■ Data records

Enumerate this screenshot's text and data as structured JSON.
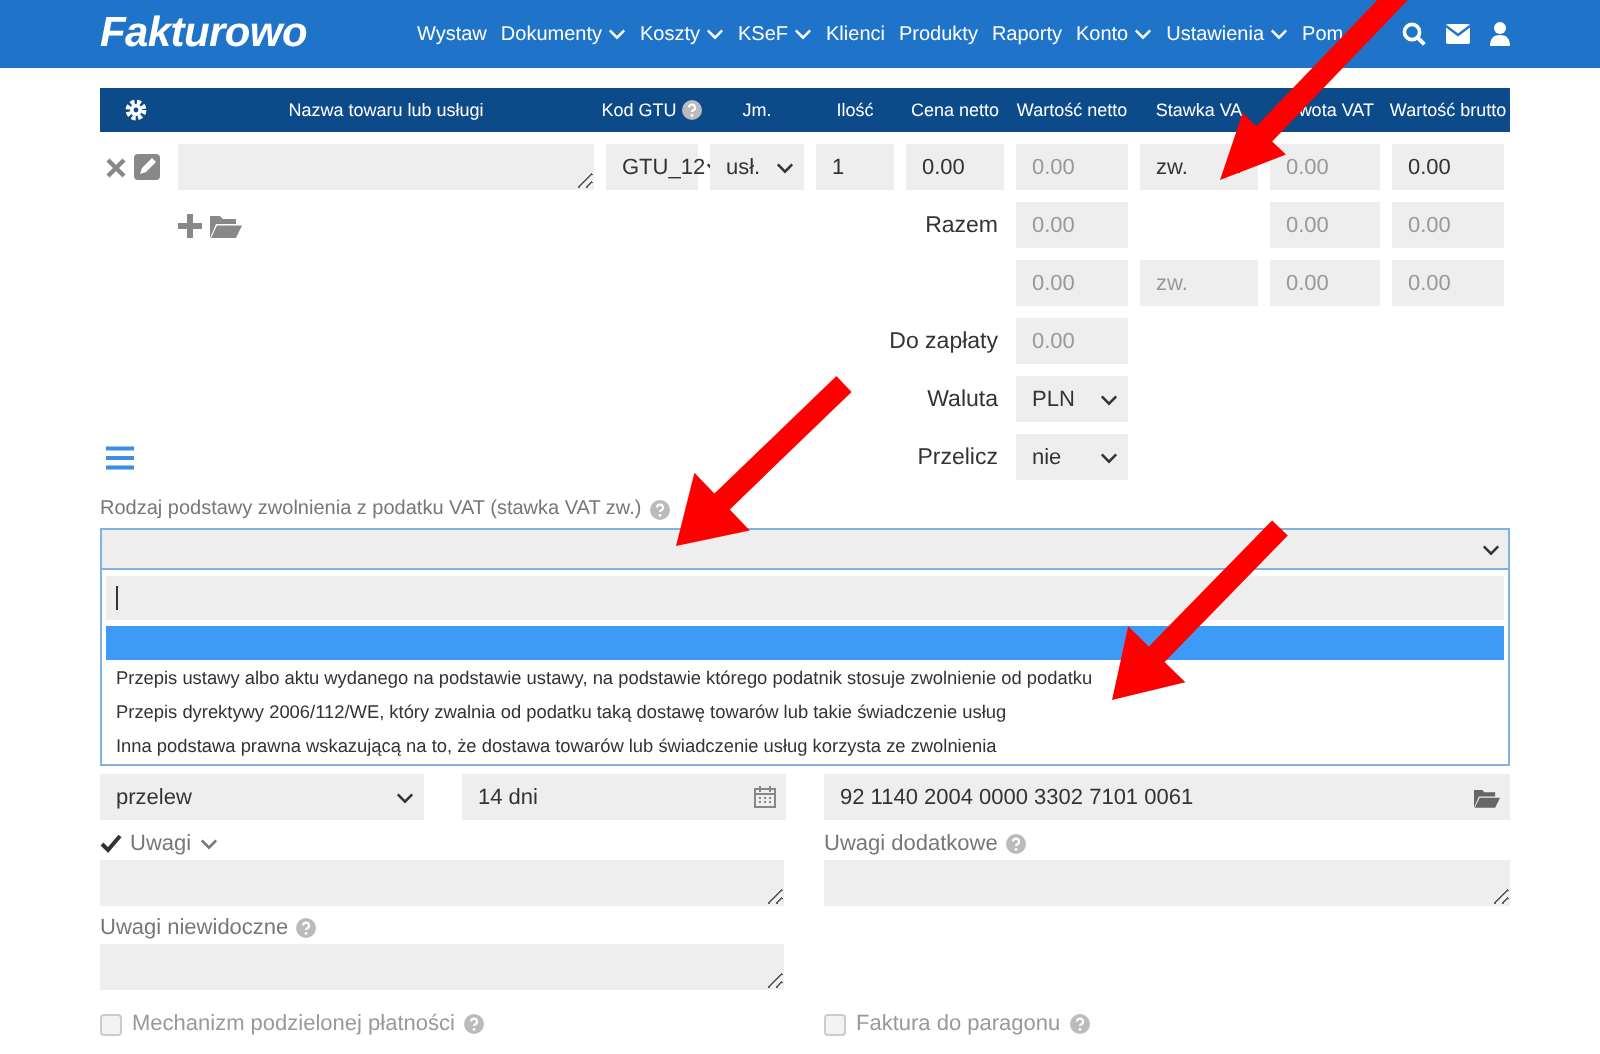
{
  "header": {
    "logo": "Fakturowo",
    "nav": [
      {
        "label": "Wystaw",
        "dropdown": false
      },
      {
        "label": "Dokumenty",
        "dropdown": true
      },
      {
        "label": "Koszty",
        "dropdown": true
      },
      {
        "label": "KSeF",
        "dropdown": true
      },
      {
        "label": "Klienci",
        "dropdown": false
      },
      {
        "label": "Produkty",
        "dropdown": false
      },
      {
        "label": "Raporty",
        "dropdown": false
      },
      {
        "label": "Konto",
        "dropdown": true
      },
      {
        "label": "Ustawienia",
        "dropdown": true
      },
      {
        "label": "Pom",
        "dropdown": false
      }
    ]
  },
  "table": {
    "columns": [
      {
        "label": "Nazwa towaru lub usługi",
        "help": false
      },
      {
        "label": "Kod GTU",
        "help": true
      },
      {
        "label": "Jm.",
        "help": false
      },
      {
        "label": "Ilość",
        "help": false
      },
      {
        "label": "Cena netto",
        "help": false
      },
      {
        "label": "Wartość netto",
        "help": false
      },
      {
        "label": "Stawka VA",
        "help": false
      },
      {
        "label": "wota VAT",
        "help": false
      },
      {
        "label": "Wartość brutto",
        "help": false
      }
    ],
    "rows": [
      {
        "gtu": "GTU_12",
        "unit": "usł.",
        "quantity": "1",
        "net_price": "0.00",
        "net_value": "0.00",
        "vat_rate": "zw.",
        "vat_amount": "0.00",
        "gross_value": "0.00"
      }
    ],
    "total": {
      "label": "Razem",
      "net_value": "0.00",
      "vat_amount": "0.00",
      "gross_value": "0.00"
    },
    "rate_summary": [
      {
        "net_value": "0.00",
        "vat_rate": "zw.",
        "vat_amount": "0.00",
        "gross_value": "0.00"
      }
    ]
  },
  "amount_due": {
    "label": "Do zapłaty",
    "value": "0.00"
  },
  "currency": {
    "label": "Waluta",
    "value": "PLN"
  },
  "convert": {
    "label": "Przelicz",
    "value": "nie"
  },
  "exemption": {
    "label": "Rodzaj podstawy zwolnienia z podatku VAT (stawka VAT zw.)",
    "help": true,
    "options": [
      {
        "selected": true
      },
      {
        "label": "Przepis ustawy albo aktu wydanego na podstawie ustawy, na podstawie którego podatnik stosuje zwolnienie od podatku",
        "selected": false
      },
      {
        "label": "Przepis dyrektywy 2006/112/WE, który zwalnia od podatku taką dostawę towarów lub takie świadczenie usług",
        "selected": false
      },
      {
        "label": "Inna podstawa prawna wskazującą na to, że dostawa towarów lub świadczenie usług korzysta ze zwolnienia",
        "selected": false
      }
    ]
  },
  "payment": [
    {
      "kind": "select",
      "value": "przelew"
    },
    {
      "kind": "date",
      "value": "14 dni"
    },
    {
      "kind": "account",
      "value": "92 1140 2004 0000 3302 7101 0061"
    }
  ],
  "notes": {
    "label": "Uwagi",
    "checked": true
  },
  "extra_notes": {
    "label": "Uwagi dodatkowe",
    "help": true
  },
  "hidden_notes": {
    "label": "Uwagi niewidoczne",
    "help": true
  },
  "options": [
    {
      "label": "Mechanizm podzielonej płatności",
      "checked": false,
      "help": true
    },
    {
      "label": "Faktura do paragonu",
      "checked": false,
      "help": true
    }
  ]
}
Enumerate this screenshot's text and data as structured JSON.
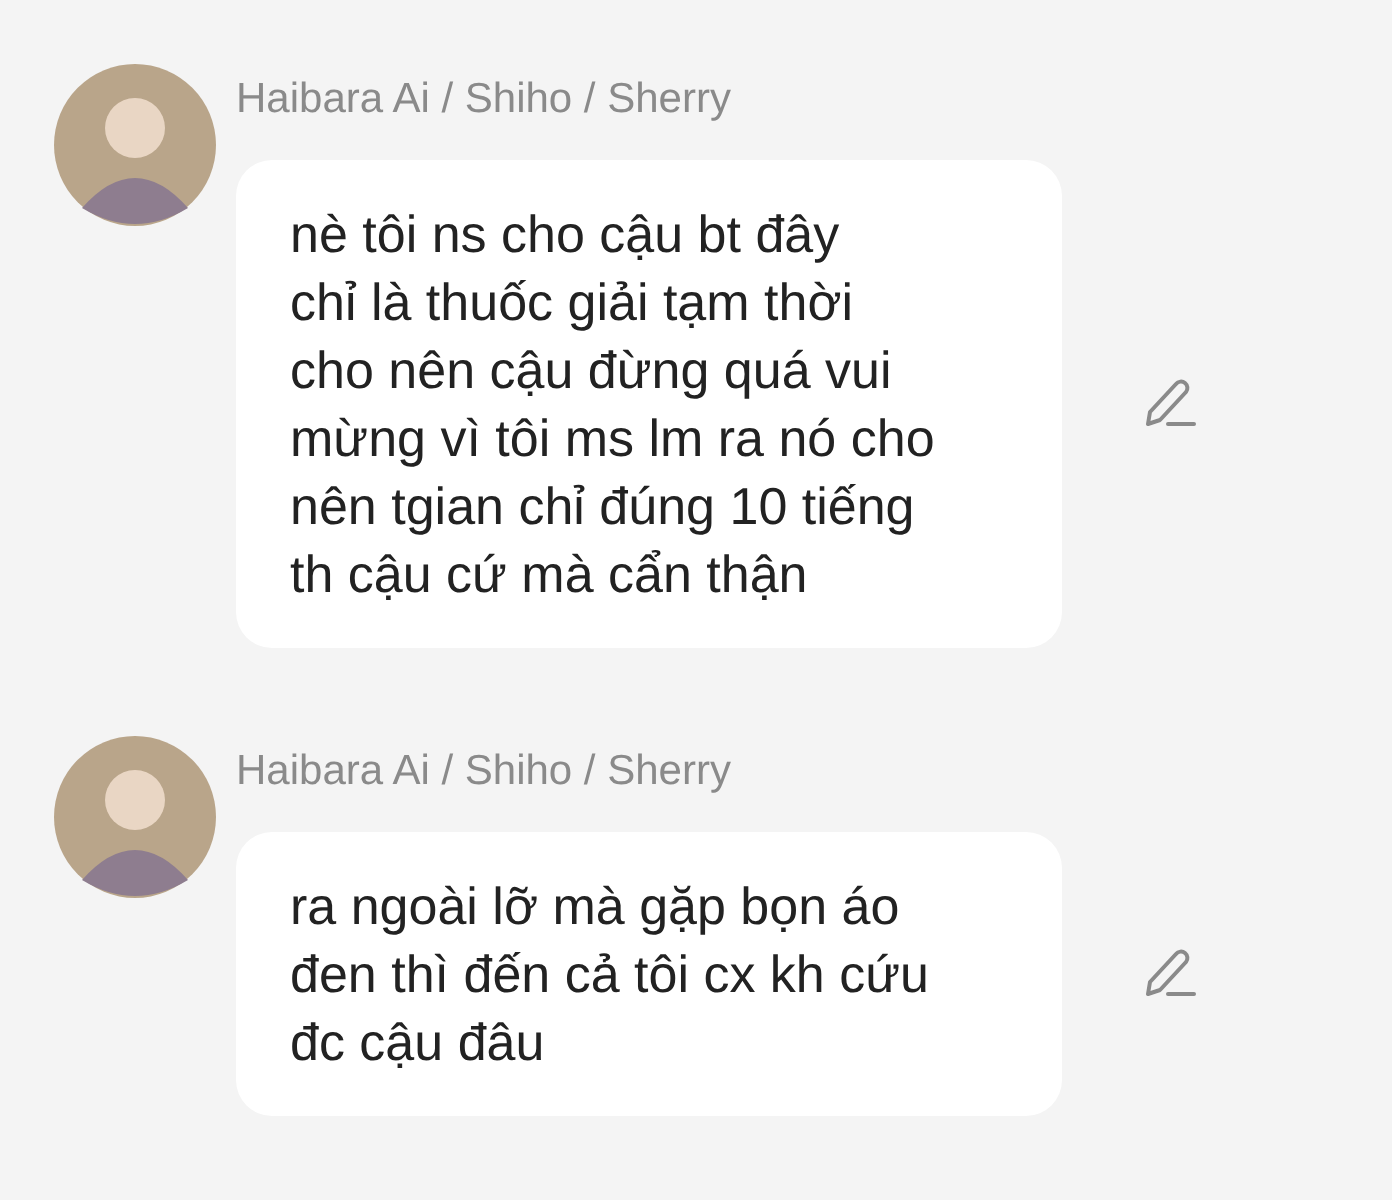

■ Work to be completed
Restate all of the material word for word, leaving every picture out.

■ Exercise result
Enumerate this screenshot's text and data as structured JSON.
{
  "header": {
    "logo": "Fakturowo",
    "nav": [
      {
        "label": "Wystaw",
        "dropdown": false
      },
      {
        "label": "Dokumenty",
        "dropdown": true
      },
      {
        "label": "Koszty",
        "dropdown": true
      },
      {
        "label": "KSeF",
        "dropdown": true
      },
      {
        "label": "Klienci",
        "dropdown": false
      },
      {
        "label": "Produkty",
        "dropdown": false
      },
      {
        "label": "Raporty",
        "dropdown": false
      },
      {
        "label": "Konto",
        "dropdown": true
      },
      {
        "label": "Ustawienia",
        "dropdown": true
      },
      {
        "label": "Pom",
        "dropdown": false
      }
    ]
  },
  "table": {
    "columns": [
      {
        "label": "Nazwa towaru lub usługi",
        "help": false
      },
      {
        "label": "Kod GTU",
        "help": true
      },
      {
        "label": "Jm.",
        "help": false
      },
      {
        "label": "Ilość",
        "help": false
      },
      {
        "label": "Cena netto",
        "help": false
      },
      {
        "label": "Wartość netto",
        "help": false
      },
      {
        "label": "Stawka VA",
        "help": false
      },
      {
        "label": "wota VAT",
        "help": false
      },
      {
        "label": "Wartość brutto",
        "help": false
      }
    ],
    "rows": [
      {
        "gtu": "GTU_12",
        "unit": "usł.",
        "quantity": "1",
        "net_price": "0.00",
        "net_value": "0.00",
        "vat_rate": "zw.",
        "vat_amount": "0.00",
        "gross_value": "0.00"
      }
    ],
    "total": {
      "label": "Razem",
      "net_value": "0.00",
      "vat_amount": "0.00",
      "gross_value": "0.00"
    },
    "rate_summary": [
      {
        "net_value": "0.00",
        "vat_rate": "zw.",
        "vat_amount": "0.00",
        "gross_value": "0.00"
      }
    ]
  },
  "amount_due": {
    "label": "Do zapłaty",
    "value": "0.00"
  },
  "currency": {
    "label": "Waluta",
    "value": "PLN"
  },
  "convert": {
    "label": "Przelicz",
    "value": "nie"
  },
  "exemption": {
    "label": "Rodzaj podstawy zwolnienia z podatku VAT (stawka VAT zw.)",
    "help": true,
    "options": [
      {
        "selected": true
      },
      {
        "label": "Przepis ustawy albo aktu wydanego na podstawie ustawy, na podstawie którego podatnik stosuje zwolnienie od podatku",
        "selected": false
      },
      {
        "label": "Przepis dyrektywy 2006/112/WE, który zwalnia od podatku taką dostawę towarów lub takie świadczenie usług",
        "selected": false
      },
      {
        "label": "Inna podstawa prawna wskazującą na to, że dostawa towarów lub świadczenie usług korzysta ze zwolnienia",
        "selected": false
      }
    ]
  },
  "payment": [
    {
      "kind": "select",
      "value": "przelew"
    },
    {
      "kind": "date",
      "value": "14 dni"
    },
    {
      "kind": "account",
      "value": "92 1140 2004 0000 3302 7101 0061"
    }
  ],
  "notes": {
    "label": "Uwagi",
    "checked": true
  },
  "extra_notes": {
    "label": "Uwagi dodatkowe",
    "help": true
  },
  "hidden_notes": {
    "label": "Uwagi niewidoczne",
    "help": true
  },
  "options": [
    {
      "label": "Mechanizm podzielonej płatności",
      "checked": false,
      "help": true
    },
    {
      "label": "Faktura do paragonu",
      "checked": false,
      "help": true
    }
  ]
}
Enumerate this screenshot's text and data as structured JSON.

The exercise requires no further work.